The "love must be tough" confrontations and ultimatums are like that. They may result in the sudden demise of a relationship. But without the crisis, there is a much higher probability of a lingering death. Instead of bringing the matter to a head while there is a chance for healing, the alternative is to stand by while the marriage dies with a whimper. I'd rather take my chances today, before further damage is done. A blowout is better than a slow leak.
Question: I am uncomfortable using rewards to influence my kids. It seems too much like bribery to me. I'd like to hear your views on the subject.

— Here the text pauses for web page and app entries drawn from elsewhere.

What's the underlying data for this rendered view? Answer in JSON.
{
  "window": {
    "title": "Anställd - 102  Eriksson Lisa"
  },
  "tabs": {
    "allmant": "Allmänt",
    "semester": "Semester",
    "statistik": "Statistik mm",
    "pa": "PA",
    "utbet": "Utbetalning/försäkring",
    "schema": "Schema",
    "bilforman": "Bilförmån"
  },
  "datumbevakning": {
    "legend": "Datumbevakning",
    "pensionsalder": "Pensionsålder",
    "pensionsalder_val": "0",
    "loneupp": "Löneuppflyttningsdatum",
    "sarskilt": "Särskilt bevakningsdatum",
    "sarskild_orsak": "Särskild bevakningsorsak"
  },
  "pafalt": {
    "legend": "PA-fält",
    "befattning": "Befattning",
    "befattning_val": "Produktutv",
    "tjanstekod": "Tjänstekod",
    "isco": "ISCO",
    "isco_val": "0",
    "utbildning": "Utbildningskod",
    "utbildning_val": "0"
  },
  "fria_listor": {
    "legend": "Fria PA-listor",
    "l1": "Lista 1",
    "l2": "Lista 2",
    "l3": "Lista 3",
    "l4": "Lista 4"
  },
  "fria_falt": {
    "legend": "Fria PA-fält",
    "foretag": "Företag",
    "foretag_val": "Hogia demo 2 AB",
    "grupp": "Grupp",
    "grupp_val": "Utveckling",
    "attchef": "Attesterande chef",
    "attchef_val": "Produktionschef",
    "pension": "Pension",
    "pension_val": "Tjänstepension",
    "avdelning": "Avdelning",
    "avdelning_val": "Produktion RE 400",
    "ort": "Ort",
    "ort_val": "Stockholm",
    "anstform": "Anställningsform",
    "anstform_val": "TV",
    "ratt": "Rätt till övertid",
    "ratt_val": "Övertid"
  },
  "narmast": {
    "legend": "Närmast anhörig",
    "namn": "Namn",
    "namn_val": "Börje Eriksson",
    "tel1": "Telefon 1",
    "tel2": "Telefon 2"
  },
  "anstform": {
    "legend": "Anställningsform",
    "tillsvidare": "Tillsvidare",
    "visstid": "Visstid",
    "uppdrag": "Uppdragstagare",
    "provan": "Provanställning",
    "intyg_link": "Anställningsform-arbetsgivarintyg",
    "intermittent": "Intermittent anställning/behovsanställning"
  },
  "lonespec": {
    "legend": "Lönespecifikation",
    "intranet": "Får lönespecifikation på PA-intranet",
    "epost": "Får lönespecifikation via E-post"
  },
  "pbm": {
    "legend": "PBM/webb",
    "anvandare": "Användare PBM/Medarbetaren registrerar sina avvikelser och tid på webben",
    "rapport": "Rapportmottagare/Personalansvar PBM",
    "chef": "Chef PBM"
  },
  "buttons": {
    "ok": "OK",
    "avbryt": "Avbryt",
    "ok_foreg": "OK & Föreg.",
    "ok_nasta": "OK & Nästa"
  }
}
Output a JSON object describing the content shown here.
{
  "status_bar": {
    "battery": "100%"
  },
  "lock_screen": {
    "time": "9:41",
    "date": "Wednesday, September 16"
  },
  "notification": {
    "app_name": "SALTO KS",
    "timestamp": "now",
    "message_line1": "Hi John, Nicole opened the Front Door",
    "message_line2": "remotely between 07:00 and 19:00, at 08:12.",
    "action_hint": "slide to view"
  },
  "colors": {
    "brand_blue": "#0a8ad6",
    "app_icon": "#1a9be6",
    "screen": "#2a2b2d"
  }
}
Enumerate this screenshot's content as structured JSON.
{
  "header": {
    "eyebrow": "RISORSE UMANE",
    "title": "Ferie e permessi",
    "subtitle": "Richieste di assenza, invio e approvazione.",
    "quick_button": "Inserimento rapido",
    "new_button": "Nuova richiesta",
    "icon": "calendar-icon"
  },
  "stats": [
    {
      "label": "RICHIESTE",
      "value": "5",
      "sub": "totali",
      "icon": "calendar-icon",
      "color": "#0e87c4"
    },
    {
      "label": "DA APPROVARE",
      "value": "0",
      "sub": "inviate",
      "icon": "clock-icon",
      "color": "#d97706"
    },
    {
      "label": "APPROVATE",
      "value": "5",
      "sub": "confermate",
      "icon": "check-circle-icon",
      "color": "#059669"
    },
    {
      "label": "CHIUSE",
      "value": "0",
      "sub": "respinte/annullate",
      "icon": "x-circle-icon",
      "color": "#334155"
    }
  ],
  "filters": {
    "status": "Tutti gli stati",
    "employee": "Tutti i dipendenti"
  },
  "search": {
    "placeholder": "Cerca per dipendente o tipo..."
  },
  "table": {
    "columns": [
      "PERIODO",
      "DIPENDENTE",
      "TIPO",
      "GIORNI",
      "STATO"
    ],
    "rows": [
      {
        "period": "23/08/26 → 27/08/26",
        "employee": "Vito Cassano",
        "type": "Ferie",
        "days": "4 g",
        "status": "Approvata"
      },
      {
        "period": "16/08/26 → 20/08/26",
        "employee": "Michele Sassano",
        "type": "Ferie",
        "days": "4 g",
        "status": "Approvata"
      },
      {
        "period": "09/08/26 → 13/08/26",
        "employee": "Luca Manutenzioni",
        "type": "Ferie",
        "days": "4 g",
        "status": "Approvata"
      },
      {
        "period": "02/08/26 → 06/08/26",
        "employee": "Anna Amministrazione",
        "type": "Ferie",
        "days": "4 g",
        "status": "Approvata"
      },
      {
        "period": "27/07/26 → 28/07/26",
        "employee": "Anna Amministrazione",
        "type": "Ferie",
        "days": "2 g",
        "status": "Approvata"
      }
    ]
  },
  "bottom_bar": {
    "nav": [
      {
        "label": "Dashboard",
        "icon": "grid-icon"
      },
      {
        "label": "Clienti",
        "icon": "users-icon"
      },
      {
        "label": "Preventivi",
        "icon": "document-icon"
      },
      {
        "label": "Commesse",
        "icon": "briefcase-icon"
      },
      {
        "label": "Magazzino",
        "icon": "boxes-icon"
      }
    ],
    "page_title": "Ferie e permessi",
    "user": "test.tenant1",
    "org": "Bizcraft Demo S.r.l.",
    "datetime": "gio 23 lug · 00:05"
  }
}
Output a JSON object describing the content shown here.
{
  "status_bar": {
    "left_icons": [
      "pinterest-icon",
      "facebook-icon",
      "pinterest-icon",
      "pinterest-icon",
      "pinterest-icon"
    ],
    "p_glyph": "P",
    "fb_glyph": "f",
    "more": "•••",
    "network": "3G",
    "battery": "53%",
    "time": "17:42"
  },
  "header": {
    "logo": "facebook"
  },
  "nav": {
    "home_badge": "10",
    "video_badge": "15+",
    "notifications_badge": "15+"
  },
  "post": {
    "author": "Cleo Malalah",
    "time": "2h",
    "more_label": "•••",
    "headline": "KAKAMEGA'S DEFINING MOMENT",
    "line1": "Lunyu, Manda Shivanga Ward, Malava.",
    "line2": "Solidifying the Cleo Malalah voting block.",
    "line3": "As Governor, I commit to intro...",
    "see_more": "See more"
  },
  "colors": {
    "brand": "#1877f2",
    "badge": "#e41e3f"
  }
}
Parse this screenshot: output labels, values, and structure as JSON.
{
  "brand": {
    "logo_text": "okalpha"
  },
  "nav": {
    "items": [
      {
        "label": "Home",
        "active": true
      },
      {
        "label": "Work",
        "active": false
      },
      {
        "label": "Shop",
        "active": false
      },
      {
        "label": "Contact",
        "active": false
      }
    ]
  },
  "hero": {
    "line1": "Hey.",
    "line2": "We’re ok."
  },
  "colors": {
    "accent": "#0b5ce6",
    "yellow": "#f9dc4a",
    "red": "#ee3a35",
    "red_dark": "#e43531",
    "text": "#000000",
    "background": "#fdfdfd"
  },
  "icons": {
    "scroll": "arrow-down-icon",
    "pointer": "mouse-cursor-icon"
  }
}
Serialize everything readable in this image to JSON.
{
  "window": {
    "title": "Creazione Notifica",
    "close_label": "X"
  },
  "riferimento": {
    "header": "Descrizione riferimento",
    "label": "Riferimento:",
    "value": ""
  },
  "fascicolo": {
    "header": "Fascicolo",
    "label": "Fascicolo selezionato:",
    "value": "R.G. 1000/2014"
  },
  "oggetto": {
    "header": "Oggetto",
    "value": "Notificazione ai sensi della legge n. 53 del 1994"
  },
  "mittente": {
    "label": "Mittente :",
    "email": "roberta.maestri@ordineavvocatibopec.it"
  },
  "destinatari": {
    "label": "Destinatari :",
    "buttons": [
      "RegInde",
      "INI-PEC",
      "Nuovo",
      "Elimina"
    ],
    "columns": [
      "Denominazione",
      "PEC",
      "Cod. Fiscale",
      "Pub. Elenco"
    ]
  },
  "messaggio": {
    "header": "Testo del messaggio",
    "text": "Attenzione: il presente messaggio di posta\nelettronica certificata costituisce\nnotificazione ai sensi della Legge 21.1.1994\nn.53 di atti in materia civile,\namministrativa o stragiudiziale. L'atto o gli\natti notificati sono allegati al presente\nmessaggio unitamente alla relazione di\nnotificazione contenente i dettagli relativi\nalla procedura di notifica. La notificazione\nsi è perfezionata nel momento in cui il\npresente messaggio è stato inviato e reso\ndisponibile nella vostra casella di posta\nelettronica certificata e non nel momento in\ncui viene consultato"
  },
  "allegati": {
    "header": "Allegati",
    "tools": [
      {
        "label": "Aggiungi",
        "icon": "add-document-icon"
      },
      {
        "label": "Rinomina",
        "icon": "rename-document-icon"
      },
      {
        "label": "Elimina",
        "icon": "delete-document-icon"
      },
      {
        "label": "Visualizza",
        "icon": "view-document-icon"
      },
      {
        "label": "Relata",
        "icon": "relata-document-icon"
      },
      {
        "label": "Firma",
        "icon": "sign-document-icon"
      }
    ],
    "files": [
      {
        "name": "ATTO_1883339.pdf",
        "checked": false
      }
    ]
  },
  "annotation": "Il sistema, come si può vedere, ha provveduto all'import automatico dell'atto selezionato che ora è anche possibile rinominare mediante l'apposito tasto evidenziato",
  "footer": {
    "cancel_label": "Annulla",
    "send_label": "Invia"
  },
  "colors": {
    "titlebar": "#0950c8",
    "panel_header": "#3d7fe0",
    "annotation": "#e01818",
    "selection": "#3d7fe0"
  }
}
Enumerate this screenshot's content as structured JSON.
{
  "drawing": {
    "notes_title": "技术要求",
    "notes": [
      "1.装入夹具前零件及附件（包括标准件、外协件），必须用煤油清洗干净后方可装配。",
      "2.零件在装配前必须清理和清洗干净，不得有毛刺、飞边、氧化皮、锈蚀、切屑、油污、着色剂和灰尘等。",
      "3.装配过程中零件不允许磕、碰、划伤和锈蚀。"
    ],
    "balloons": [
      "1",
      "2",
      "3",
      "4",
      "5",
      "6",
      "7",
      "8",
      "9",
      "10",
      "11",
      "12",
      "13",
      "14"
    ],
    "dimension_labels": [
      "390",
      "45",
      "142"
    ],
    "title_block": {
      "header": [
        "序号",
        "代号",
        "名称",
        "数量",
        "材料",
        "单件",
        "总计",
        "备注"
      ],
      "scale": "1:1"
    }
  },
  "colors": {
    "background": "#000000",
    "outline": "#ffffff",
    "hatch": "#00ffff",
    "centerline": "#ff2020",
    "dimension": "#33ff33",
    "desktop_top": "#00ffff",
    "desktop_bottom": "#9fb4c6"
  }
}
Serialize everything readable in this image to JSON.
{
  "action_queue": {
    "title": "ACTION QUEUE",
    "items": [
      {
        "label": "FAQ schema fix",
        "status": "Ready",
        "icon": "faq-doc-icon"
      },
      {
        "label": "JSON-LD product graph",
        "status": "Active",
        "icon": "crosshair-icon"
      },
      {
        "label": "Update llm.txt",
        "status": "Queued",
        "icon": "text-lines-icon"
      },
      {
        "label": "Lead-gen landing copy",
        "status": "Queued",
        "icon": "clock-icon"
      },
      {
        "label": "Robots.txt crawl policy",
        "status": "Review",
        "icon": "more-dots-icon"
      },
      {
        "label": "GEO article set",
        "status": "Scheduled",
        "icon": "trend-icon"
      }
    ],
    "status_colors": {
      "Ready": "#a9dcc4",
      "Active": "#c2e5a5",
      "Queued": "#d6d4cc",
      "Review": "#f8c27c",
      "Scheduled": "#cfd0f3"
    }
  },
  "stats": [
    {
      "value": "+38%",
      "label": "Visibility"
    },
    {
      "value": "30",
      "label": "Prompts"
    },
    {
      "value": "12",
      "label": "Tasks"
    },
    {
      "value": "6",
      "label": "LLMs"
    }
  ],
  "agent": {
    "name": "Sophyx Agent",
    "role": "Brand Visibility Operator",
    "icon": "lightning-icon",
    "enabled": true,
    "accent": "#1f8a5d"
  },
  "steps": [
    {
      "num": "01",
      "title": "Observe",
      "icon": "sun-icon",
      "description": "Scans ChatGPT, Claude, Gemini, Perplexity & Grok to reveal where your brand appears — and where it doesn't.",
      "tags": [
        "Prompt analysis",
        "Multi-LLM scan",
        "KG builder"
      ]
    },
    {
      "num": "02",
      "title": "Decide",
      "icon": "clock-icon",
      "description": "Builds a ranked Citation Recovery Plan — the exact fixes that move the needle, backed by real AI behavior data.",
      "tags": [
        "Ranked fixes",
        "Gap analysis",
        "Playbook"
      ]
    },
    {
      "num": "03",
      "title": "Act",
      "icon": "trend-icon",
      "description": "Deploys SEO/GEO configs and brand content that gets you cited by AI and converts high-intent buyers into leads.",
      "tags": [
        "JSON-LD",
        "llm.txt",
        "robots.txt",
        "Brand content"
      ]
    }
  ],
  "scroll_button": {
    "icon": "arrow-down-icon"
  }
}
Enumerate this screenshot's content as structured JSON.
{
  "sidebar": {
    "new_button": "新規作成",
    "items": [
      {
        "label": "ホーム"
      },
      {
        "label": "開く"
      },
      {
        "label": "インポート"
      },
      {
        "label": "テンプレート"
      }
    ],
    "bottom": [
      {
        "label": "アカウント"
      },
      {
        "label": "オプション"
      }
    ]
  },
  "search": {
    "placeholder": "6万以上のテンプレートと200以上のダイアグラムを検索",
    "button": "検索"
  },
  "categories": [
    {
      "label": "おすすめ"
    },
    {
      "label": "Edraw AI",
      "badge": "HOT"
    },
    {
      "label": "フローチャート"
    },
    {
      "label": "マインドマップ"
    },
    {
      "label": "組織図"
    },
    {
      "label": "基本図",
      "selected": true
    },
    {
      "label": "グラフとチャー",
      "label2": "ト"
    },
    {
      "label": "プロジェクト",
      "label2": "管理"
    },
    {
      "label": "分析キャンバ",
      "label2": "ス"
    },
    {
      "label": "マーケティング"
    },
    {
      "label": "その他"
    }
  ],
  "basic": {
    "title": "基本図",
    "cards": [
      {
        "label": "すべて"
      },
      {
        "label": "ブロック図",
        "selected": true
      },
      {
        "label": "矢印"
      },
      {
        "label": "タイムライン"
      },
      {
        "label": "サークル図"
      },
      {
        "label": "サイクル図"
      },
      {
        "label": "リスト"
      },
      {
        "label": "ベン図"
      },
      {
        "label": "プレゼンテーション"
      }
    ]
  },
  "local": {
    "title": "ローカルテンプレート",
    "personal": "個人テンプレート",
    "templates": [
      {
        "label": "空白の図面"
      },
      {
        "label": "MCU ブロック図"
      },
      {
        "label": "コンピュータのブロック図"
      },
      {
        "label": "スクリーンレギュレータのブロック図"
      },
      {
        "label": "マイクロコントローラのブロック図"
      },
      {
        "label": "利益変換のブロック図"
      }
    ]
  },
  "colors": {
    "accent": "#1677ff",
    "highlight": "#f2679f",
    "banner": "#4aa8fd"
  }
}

Dr. Dobson: Many parents feel as you do, and in response I say: don't use them if you are philosophically opposed to the concept. It is unfortunate however, that one of our most effective teaching tools is often rejected because of what I would consider to be a misunderstanding of terms. Our entire society is established on a system of rewards, yet we don't want to apply them where they are needed most: with young children. As adults, we go to work each day and receive a paycheck every other Friday. Getting out of bed each morning and meeting the requirements of a job are thereby rewarded. Medals are given to brave soldiers, plaques are awarded to successful businesspeople, and watches are presented to retiring employees. Rewards make responsible effort worthwhile.
The main reason for the overwhelming success of capitalism is that hard work and personal discipline are rewarded materially. The great weakness of socialism is the absence of reinforcement; why should a person struggle to achieve if there is nothing special to be gained? This system is a destroyer of motivation, yet some parents seem to feel it is the only way to approach children. They expect little Marvin to carry responsibility simply because it is noble for him to do so. They want him to work and learn and sweat for the sheer joy of personal accomplishment. He isn't going to buy it!
Consider the alternative approach to the "bribery" I've recommended. How are you going to get your five-year-old son to behave more responsibly? The most frequently used substitutes are nagging, complaining, begging, screaming, threatening and punishing.
The mother who objects to the use of rewards may also go to bed each evening with a headache, vowing to have no more children. She doesn't like anything resembling a bribe, yet later she will give money to her child when some opportunity comes along. Since her youngster never earns his own cash, he doesn't learn how to save it or spend it wisely or pay tithe on it. The toys she buys him are purchased with her money, and he values them less. But most important, he is not learning self-discipline and personal responsibility that are possible through the careful reinforcement of that behavior.
Yes, I do believe the judicious use of rewards can be very helpful to parents. But — they're not for everyone.
Dr. Dobson is founder and Chairman Emeritus of the nonprofit organization Focus on the Family.